Consider that fewer than half (48%) of workers report they and/or their spouse have tried to calculate — even a single time — how much money they will need to have saved by the time they retire so that they can live comfortably in retirement, a level that has held relatively consistent over the past decade.

In other words, while many have (or had) a retirement plan, they don’t seem to have a plan for retirement. 

On the other hand, workers reporting that they or their spouse have a DC, DB or IRA plan are twice as likely as those who do not have such a plan (60% vs. 23%) to have tried to do a calculation to estimate what they will need to finance retirement. And despite higher savings goals, workers who have done a retirement savings needs calculation are more likely to feel very confident about affording a comfortable retirement (33% vs. 12% who have not done a calculation). Moreover, worker households with a retirement plan are more likely than those without such plans to report having saved for retirement (90% vs. 20%).

That said, after a quarter century reading and studying the RCS, several things are clear:

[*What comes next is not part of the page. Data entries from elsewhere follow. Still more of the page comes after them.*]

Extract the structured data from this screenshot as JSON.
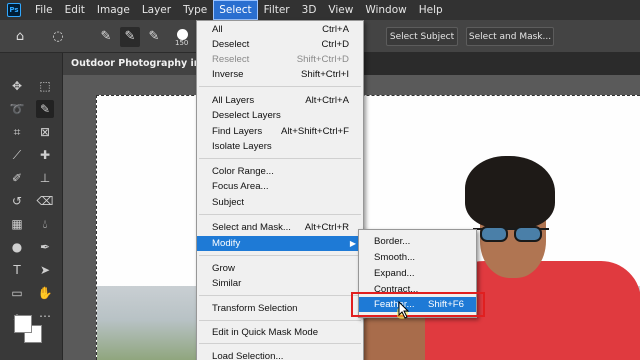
{
  "app": {
    "logo_text": "Ps"
  },
  "menubar": {
    "items": [
      "File",
      "Edit",
      "Image",
      "Layer",
      "Type",
      "Select",
      "Filter",
      "3D",
      "View",
      "Window",
      "Help"
    ]
  },
  "options_bar": {
    "brush_size": "150",
    "select_subject_label": "Select Subject",
    "select_and_mask_label": "Select and Mask..."
  },
  "document": {
    "tab_title": "Outdoor Photography image"
  },
  "select_menu": {
    "items": [
      {
        "label": "All",
        "shortcut": "Ctrl+A",
        "disabled": false
      },
      {
        "label": "Deselect",
        "shortcut": "Ctrl+D",
        "disabled": false
      },
      {
        "label": "Reselect",
        "shortcut": "Shift+Ctrl+D",
        "disabled": true
      },
      {
        "label": "Inverse",
        "shortcut": "Shift+Ctrl+I",
        "disabled": false
      },
      {
        "label": "All Layers",
        "shortcut": "Alt+Ctrl+A",
        "disabled": false
      },
      {
        "label": "Deselect Layers",
        "shortcut": "",
        "disabled": false
      },
      {
        "label": "Find Layers",
        "shortcut": "Alt+Shift+Ctrl+F",
        "disabled": false
      },
      {
        "label": "Isolate Layers",
        "shortcut": "",
        "disabled": false
      },
      {
        "label": "Color Range...",
        "shortcut": "",
        "disabled": false
      },
      {
        "label": "Focus Area...",
        "shortcut": "",
        "disabled": false
      },
      {
        "label": "Subject",
        "shortcut": "",
        "disabled": false
      },
      {
        "label": "Select and Mask...",
        "shortcut": "Alt+Ctrl+R",
        "disabled": false
      },
      {
        "label": "Modify",
        "shortcut": "",
        "disabled": false
      },
      {
        "label": "Grow",
        "shortcut": "",
        "disabled": false
      },
      {
        "label": "Similar",
        "shortcut": "",
        "disabled": false
      },
      {
        "label": "Transform Selection",
        "shortcut": "",
        "disabled": false
      },
      {
        "label": "Edit in Quick Mask Mode",
        "shortcut": "",
        "disabled": false
      },
      {
        "label": "Load Selection...",
        "shortcut": "",
        "disabled": false
      }
    ]
  },
  "modify_submenu": {
    "items": [
      {
        "label": "Border...",
        "shortcut": ""
      },
      {
        "label": "Smooth...",
        "shortcut": ""
      },
      {
        "label": "Expand...",
        "shortcut": ""
      },
      {
        "label": "Contract...",
        "shortcut": ""
      },
      {
        "label": "Feather...",
        "shortcut": "Shift+F6"
      }
    ]
  },
  "colors": {
    "menu_highlight": "#1e7ad6",
    "annotation_red": "#e11f1f",
    "menubar_bg": "#323232",
    "app_bg": "#535353"
  }
}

Those who have made the effort2 — even a feeble one — to figure out how much they need in retirement are more confident, and likely better off in the long run, since they tend to set higher savings goals.

Those who work with an advisor are more confident, and likely better off in the long run, since they also tend to set more realistic (i.e., higher) savings goals. 

And perhaps most importantly, those who have access to a retirement plan are not only more confident, they are probably better off, since they tend to have actual sources of income on which to draw in retirement. 

But ultimately, while having a retirement plan may provide some quantifiable increase in confidence about retirement, it’s having a plan for retirement — and acting on it — that grounds that confidence in reality.



1. While much will likely be made of the relatively low/modest savings amounts reported by RCS respondents, without knowing individual factors like age or income, it’s impossible to discern whether those amounts are woefully inadequate, or reasonable. 

2. Those plans for retirement need to be reconsidered on a regular basis, since many are forced (or choose) to leave the workforce earlier than planned.